He said former Assemblyman Dick Tremaine will be an adviser on muni budget issues.
The popular assumption is that Dan Sullivan and someone else will end up in a runoff, but there's little consensus on who that someone is likely to be.
REST OF THE STORY . . . Those fab red shoes Sarah wore during the VP campaign, mentioned here last week, sold on eBay for $2,025, $800 more than the asking price and about $1,940 more than they sell for online new. Who knew shoes were such a good investment?
The Naughty Monkey 3-inch heels were allegedly put up for sale by a Sarah niece. An earwig with a foot fetish says Sarah bought them in Juneau at Shoefly & Hudsons, and paid for them herself.

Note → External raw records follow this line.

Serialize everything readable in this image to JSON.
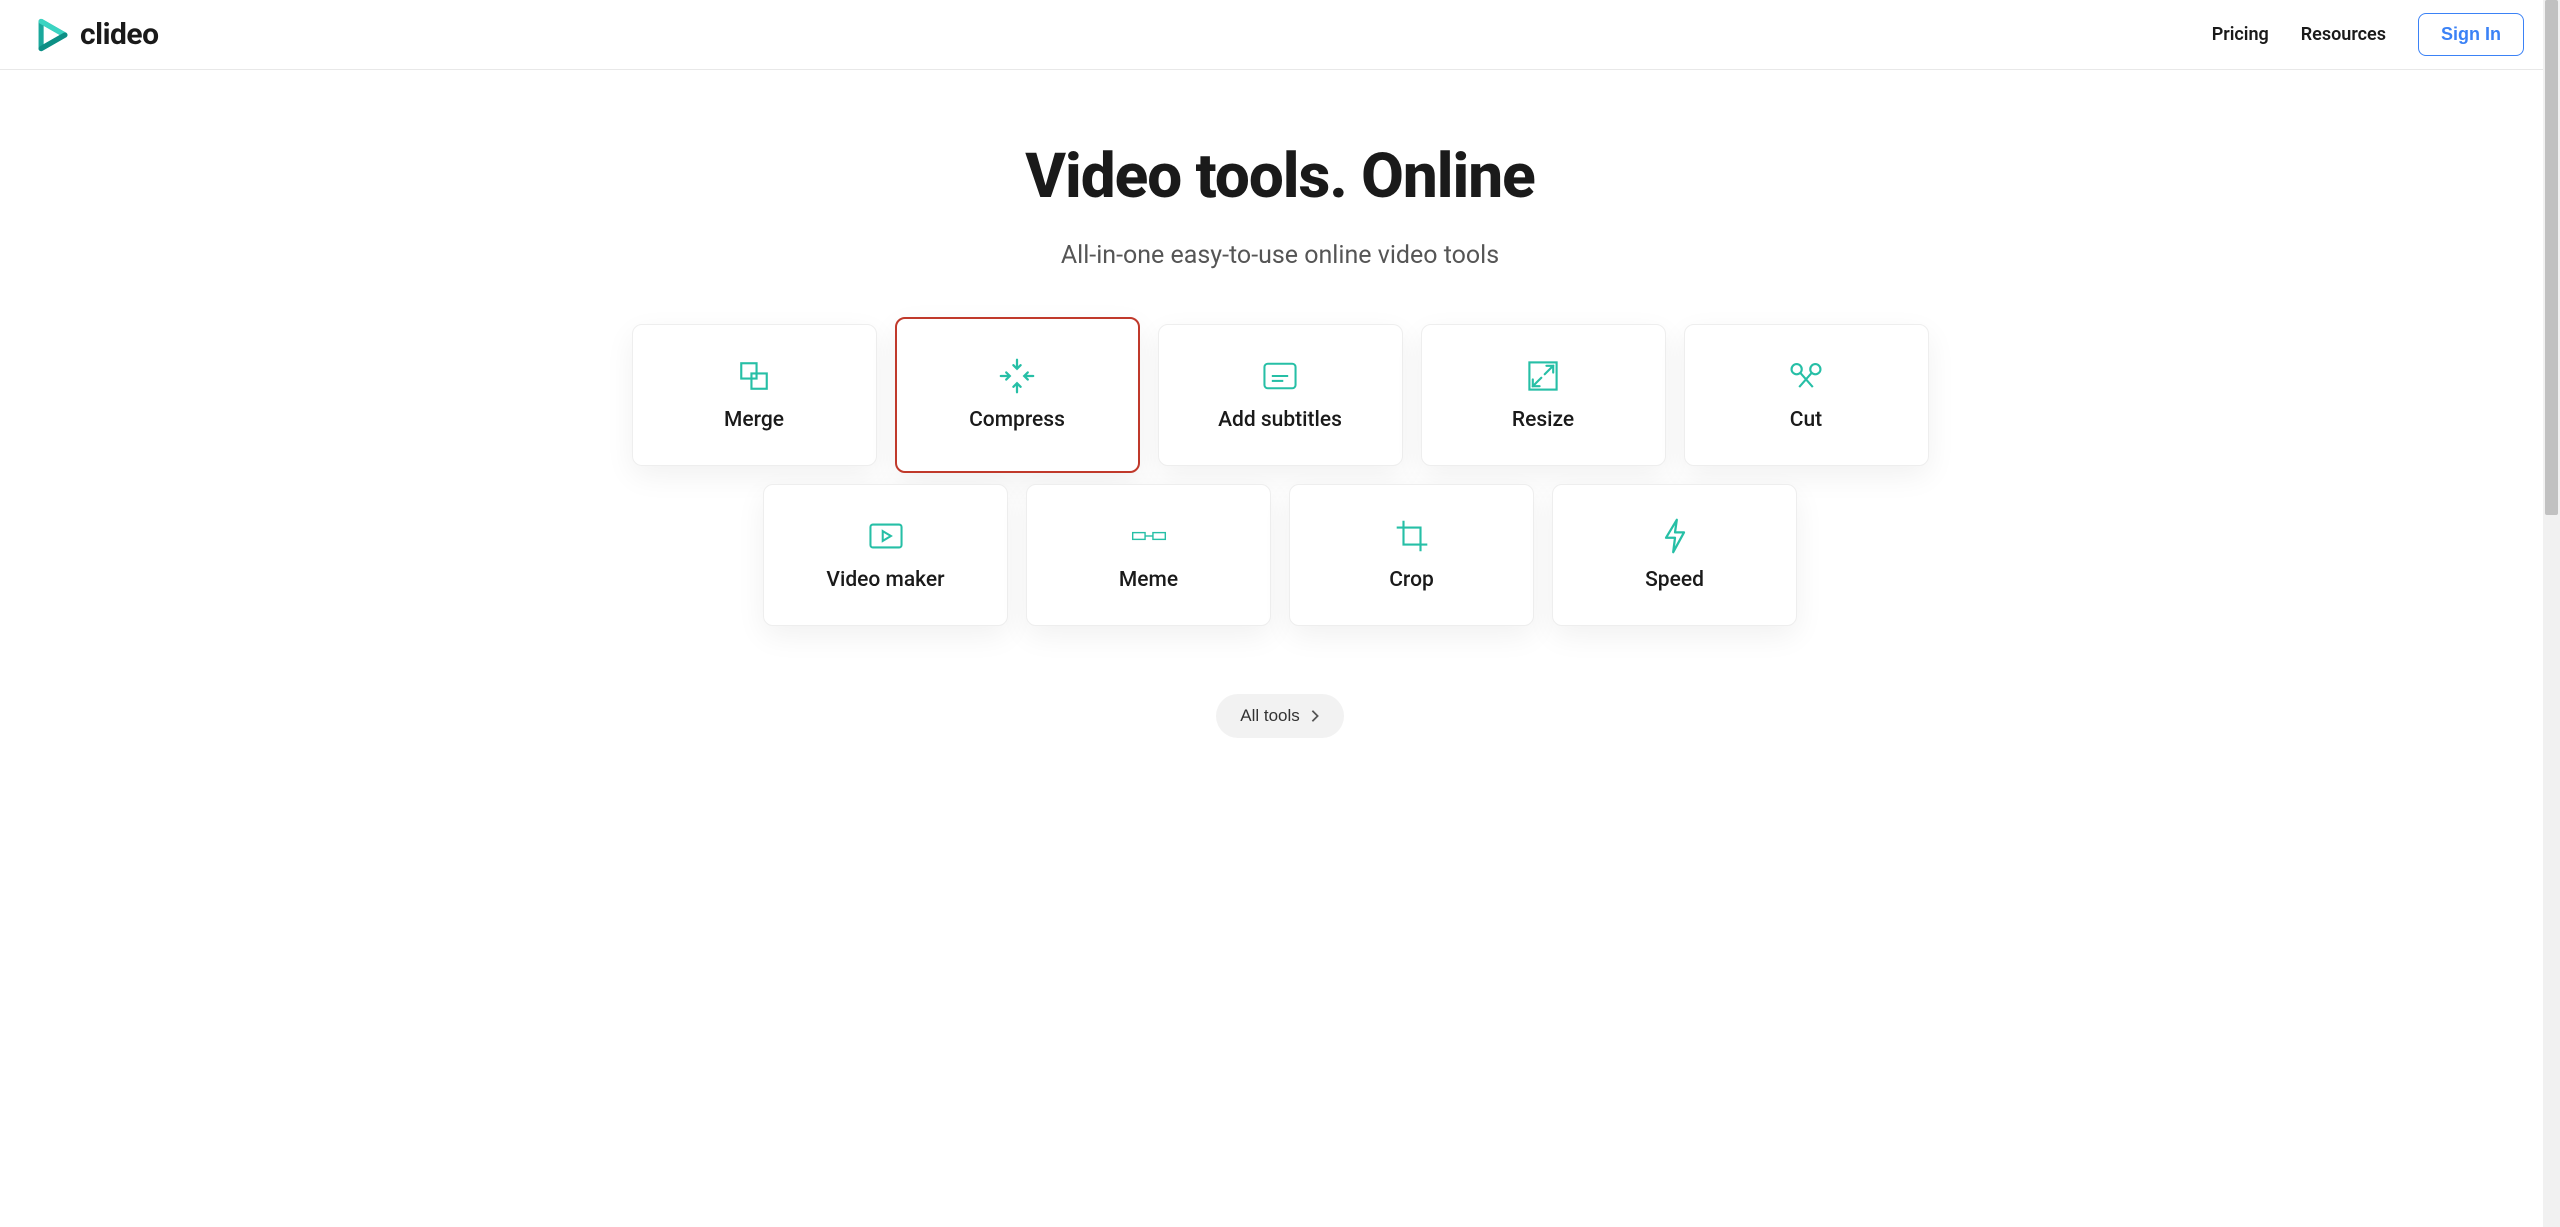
{
  "header": {
    "logo_text": "clideo",
    "nav": {
      "pricing": "Pricing",
      "resources": "Resources",
      "signin": "Sign In"
    }
  },
  "hero": {
    "title": "Video tools. Online",
    "subtitle": "All-in-one easy-to-use online video tools"
  },
  "tools_row1": [
    {
      "id": "merge",
      "label": "Merge",
      "icon": "merge-icon",
      "highlighted": false
    },
    {
      "id": "compress",
      "label": "Compress",
      "icon": "compress-icon",
      "highlighted": true
    },
    {
      "id": "add-subtitles",
      "label": "Add subtitles",
      "icon": "subtitles-icon",
      "highlighted": false
    },
    {
      "id": "resize",
      "label": "Resize",
      "icon": "resize-icon",
      "highlighted": false
    },
    {
      "id": "cut",
      "label": "Cut",
      "icon": "cut-icon",
      "highlighted": false
    }
  ],
  "tools_row2": [
    {
      "id": "video-maker",
      "label": "Video maker",
      "icon": "videomaker-icon"
    },
    {
      "id": "meme",
      "label": "Meme",
      "icon": "meme-icon"
    },
    {
      "id": "crop",
      "label": "Crop",
      "icon": "crop-icon"
    },
    {
      "id": "speed",
      "label": "Speed",
      "icon": "speed-icon"
    }
  ],
  "all_tools_label": "All tools",
  "colors": {
    "accent": "#26bfa6",
    "highlight_border": "#c0392b",
    "signin_blue": "#3b82f6"
  }
}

MORE SILLY BILLS . . . We can add Rep. Anna Fairclough's bill eliminating daylight-saving time to the list of silly legislation that so far includes naming a state dog and adding a new verse to "Alaska's Flag." Don't these people have any real work to do?
FLYING FACTOID . . . A federalized earwig reports the only earish thing Uncle Ted left in his old Senate office here for the Begich people to find was a list of phone numbers taped to a cabinet. Mostly Chamber of Commerce types, but the last number on the list was "Girdwood chalet."

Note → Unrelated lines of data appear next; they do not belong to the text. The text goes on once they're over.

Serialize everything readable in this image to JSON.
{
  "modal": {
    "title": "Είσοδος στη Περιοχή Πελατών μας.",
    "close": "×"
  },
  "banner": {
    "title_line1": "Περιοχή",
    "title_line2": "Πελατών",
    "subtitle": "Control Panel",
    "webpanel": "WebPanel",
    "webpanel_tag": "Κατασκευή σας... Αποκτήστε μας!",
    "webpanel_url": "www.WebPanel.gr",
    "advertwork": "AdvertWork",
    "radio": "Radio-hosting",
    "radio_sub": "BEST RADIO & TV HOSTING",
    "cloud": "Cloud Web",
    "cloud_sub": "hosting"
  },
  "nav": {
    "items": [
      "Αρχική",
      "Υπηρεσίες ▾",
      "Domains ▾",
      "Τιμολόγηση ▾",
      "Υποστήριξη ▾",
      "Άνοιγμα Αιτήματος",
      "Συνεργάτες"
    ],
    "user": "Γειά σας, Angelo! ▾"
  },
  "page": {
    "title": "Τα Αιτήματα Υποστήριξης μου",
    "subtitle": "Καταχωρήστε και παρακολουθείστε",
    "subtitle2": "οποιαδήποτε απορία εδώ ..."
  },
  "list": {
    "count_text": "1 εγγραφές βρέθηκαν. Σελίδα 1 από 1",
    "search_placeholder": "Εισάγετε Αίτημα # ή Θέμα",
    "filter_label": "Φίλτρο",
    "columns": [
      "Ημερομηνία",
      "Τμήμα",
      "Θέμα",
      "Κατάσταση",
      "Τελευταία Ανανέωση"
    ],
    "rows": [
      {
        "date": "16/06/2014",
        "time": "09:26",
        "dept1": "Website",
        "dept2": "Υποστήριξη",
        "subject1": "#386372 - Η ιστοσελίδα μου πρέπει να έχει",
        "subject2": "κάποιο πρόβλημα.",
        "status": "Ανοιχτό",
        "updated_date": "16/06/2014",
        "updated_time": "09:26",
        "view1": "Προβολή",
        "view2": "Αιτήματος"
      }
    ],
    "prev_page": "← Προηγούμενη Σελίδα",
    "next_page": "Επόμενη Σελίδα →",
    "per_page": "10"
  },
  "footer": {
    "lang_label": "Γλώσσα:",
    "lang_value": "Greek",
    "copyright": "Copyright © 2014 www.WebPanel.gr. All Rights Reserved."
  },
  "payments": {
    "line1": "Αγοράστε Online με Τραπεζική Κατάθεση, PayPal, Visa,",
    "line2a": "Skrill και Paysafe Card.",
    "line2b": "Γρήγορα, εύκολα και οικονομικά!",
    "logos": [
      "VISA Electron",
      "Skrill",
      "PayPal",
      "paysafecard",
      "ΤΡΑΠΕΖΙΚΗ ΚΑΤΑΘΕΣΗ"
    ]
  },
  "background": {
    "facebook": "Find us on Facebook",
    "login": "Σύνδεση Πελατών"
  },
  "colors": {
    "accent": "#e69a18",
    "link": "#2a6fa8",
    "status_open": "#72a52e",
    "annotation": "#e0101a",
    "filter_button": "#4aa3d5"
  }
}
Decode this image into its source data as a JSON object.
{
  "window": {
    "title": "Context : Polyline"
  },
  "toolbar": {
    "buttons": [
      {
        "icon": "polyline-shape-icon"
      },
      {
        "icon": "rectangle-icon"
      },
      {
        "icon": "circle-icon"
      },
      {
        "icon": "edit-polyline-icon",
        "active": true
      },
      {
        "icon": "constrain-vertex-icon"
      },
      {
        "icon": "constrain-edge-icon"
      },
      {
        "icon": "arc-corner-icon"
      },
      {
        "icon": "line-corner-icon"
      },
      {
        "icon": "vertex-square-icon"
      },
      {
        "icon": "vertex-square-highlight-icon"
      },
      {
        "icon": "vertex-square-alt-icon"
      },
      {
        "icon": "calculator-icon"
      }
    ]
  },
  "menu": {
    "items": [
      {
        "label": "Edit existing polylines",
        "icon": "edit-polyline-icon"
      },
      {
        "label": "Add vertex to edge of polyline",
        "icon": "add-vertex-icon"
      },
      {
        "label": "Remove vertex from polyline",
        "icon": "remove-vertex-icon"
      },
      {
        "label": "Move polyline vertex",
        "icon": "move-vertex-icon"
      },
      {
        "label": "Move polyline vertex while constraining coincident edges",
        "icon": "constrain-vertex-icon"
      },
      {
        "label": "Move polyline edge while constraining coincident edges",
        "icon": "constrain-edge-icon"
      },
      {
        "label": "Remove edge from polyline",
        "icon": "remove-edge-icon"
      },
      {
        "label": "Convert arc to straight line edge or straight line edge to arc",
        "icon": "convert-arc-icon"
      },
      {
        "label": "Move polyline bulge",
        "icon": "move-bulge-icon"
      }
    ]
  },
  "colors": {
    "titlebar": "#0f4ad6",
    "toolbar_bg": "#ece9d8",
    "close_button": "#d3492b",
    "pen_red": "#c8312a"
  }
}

ON THE MOVE . . . Speaking of Begich, he's tapping lots of familiar names for his staff, here and in Washington. We've already reported David Ramseur, Julie Hasquet and John Vezina. The latest are Bob King and Bruce Scandling, both ex-reporters living in Juneau. Bob leaves for D.C. Feb. 9 and wife, Sally Schlichting, will join him in about a month.
Bruce will work in D.C., but wife Laury, also a former reporter, is assistant superintendent of schools in Juneau and will not move. Welcome to another Alaska long-distance relationship.
Others include Diane DiSando, Meagan Foster, Schawna Thoma and James Feldman (yes, one of Jeff Feldman's sons).
NEW BLOOD . . . It looks like there's a lot of interest in the Anchorage School Board seat vacated when Chris Tuck got elected to the Legislature. Of course, anyone can whisper anything, but Ear has heard NANA's Matt Fagnani and Dave Karp of Northern Air Cargo might be interested.
CUT IT OUT . . . Really, darlings, those suggestions by comment writers on adn.com that the governor offer herself as a sacrifice to appease the volcano are just rude.
OOPS . . . A national group called the Children's Leadership Council was apparently aiming to look Alaskan when they sent out a press release with a phony dateline urging Don Young to support their cause. If they wanted Don to think they were constituents, they probably didn't succeed. The missive began:
"Juno, Alaska -- For months now Congressional leaders in Washington have been debating economic recovery measures to best boost our economy and aid ailing industries ..."
KUDOS . . . Did you see the New York Times review of Willie Hensley's book, "Fifty Miles from Tomorrow"? It was pretty good, although the reviewer seemed excessively focused on pickled walrus flipper and put out that Willie didn't dish the dirt about his first marriage. We're all pretty blase these days, but it's still cool to get an NYT review.
Willie is speaking Friday at the UAA Fine Arts Building, 7 p.m. Free and open to the public.
HIT HIM AGAIN . . . Talk about good outcomes, earwigs report Perry Green won a BMW at a casino lottery near Palm Springs. Reportedly, 200,000 tickets were sold. Oh, by the way, he already owned a BMW.
RAIN? WHAT RAIN? . . . U.S. News and World Report has listed Juneau as one of the top 10 low-tax places to retire in America. Here's the list, from msn.com: Billings, Mont.; Cheyenne, Wyo.; Doral, Fla.; Henderson, Nev.; Juneau; Manchester, N.H.; Nashville, Tenn.; Sioux Falls, S.D.; Spokane, Wash.; Stafford, Texas.
SAY CHEESE . . . As long as we're reporting such silliness, the people who track prices for the cost-of-living index have determined that potatoes and Parmesan cheese had the biggest percentage increase among grocery prices over the first three quarters of 2008, according to a Web site called Alaska Progress Report. And Anchorage features the fourth most expensive Parmesan in America -- cheaper than in Missoula, Honolulu and Oakland, more expensive than in Bellingham.
Ear did say it was silly.